BRIDGEMAN, Sir Orlando, 2nd Bt. (1678-1746), of Bloomsbury Square, Mdx.; Coventry, Warws. and Bowood, nr. Calne, Wilts.

Published in The History of Parliament: the House of Commons 1690-1715, ed. D. Hayton, E. Cruickshanks, S. Handley, 2002
Available from Boydell and Brewer



25 Feb. 1707 - 1710
1715 - 1722
25 Feb. 1724 - 1727
1727 - 1734
1734 - Feb. 1738

Family and Education

bap. 27 Apr. 1678, o. s. of Sir Orlando Bridgeman, 1st Bt.†, of Little Park Street, Coventry and Ridley, Cheshire, by Mary, da. of Sir Thomas Cave, 1st Bt., of Stanford Hall, Northants.  educ. Rugby 1689; Trinity, Oxf. 1694.  m. lic. 15 Apr. 1702 (with £10,000), Susannah (d. 1747), da. of Sir Francis Dashwood, 1st Bt.*, 3s. (2 d.v.p.) 2da. (1 d.v.p.).  suc. fa. as 2nd Bt. 20 Apr. 1701.1

Offices Held

Clerk of household to the Prince of Wales 1716–27; ld. of Trade 1727–37; gov. Barbados 1737–8.
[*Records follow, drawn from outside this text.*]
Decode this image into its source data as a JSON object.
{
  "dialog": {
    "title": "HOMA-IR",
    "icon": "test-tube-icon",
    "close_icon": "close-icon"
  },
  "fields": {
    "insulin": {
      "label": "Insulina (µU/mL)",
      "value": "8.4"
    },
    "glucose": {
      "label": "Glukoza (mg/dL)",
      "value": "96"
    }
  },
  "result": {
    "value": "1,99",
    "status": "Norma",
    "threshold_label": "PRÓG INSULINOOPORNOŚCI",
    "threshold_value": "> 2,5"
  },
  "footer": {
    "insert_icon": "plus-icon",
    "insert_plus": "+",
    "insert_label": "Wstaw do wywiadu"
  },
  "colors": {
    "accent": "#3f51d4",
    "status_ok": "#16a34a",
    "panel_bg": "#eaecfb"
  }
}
Bridgeman, a grandson of Charles II’s lord keeper, succeeded to his father’s baronetcy and estates in 1701, a year or so after attaining his majority, and in 1702 made a financially advantageous match with a daughter of the wealthy City merchant, Sir Francis Dashwood. As part of the marriage settlement Bridgeman acquired Wanstead, one of Dashwood’s manors in Essex, which for a while he used as his main country residence but later sold. From his father he had inherited Bowood, a lease from the crown which was renewed in 1702. His father had been a well-known figure in Coventry where the family had an appreciable interest, and in 1705 Bridgeman himself put up as a Whig candidate there. Though defeated, he and his partner petitioned and succeeded in having the election declared void. Despite a ‘very vigorous opposition’, they succeeded in reversing the previous result in a second contest in February 1707. Bridgeman was classed as a Whig in two lists of early 1708, and was re-elected at Coventry in the election of May that year. The losing Tory candidates petitioned, and when the matter was considered before the elections committee in March 1709 he was confronted with accusations of bribery and a compromising report that he had told the sheriffs that ‘could he be returned by any majority, there would be a Parliament would do anything for him’. Notwithstanding, the opinion of the House carried in his favour. He was listed as having voted both for the naturalization of the Palatines and for the impeachment of Dr Sacheverell. Defeated at Coventry in 1710 as a result of the Tory resurgence in the city, he did not stand in 1713. In 1715 he was successful at the Wiltshire borough of Calne, where he exercised some influence by virtue of his seat at nearby Bowood.2

Bridgeman was afterwards a close supporter of Walpole and in 1727 was rewarded with a place on the Board of Trade. However, his building activities at Bowood, on which he had acquired the fee simple in 1727, brought escalating financial difficulty upon him. In 1738, shortly after obtaining the governorship of Barbados, he feigned his own suicide by drowning. He was later found, however, in October at an inn at Slough where he had taken refuge. He was buried on 5 Dec. 1746, having died in Gloucester gaol.3

Ref Volumes: 1690-1715

Author: D. W. Hayton


  • 1. IGI, Warws.; Colls. Wm. Salt Arch. Soc. n.s. ii. 238, 250–1; Wilts. Arch. Mag. xli. 503–6; Rugby Sch. Reg. ed. Solly, i. 11; Bodl. D. D. Dashwood (Bucks.) mss A2, f. 15; St. Botolph Bishopsgate Regs. ii. 362, 427.
  • 2. Colls. Wm. Salt Arch. Soc. 251; Wilts. Arch. Mag. xli. 412, 423, 504; Beaufort mss at Badminton House, Edward Hopkins* to [Ld. Coventry], 20 Feb. 1707; Add. 36868, ff. 9–10.
  • 3. HMC Egmont Diary, ii. 510; Wilts. Arch. Mag. 505; Gent. Mag. (1746), p. 668.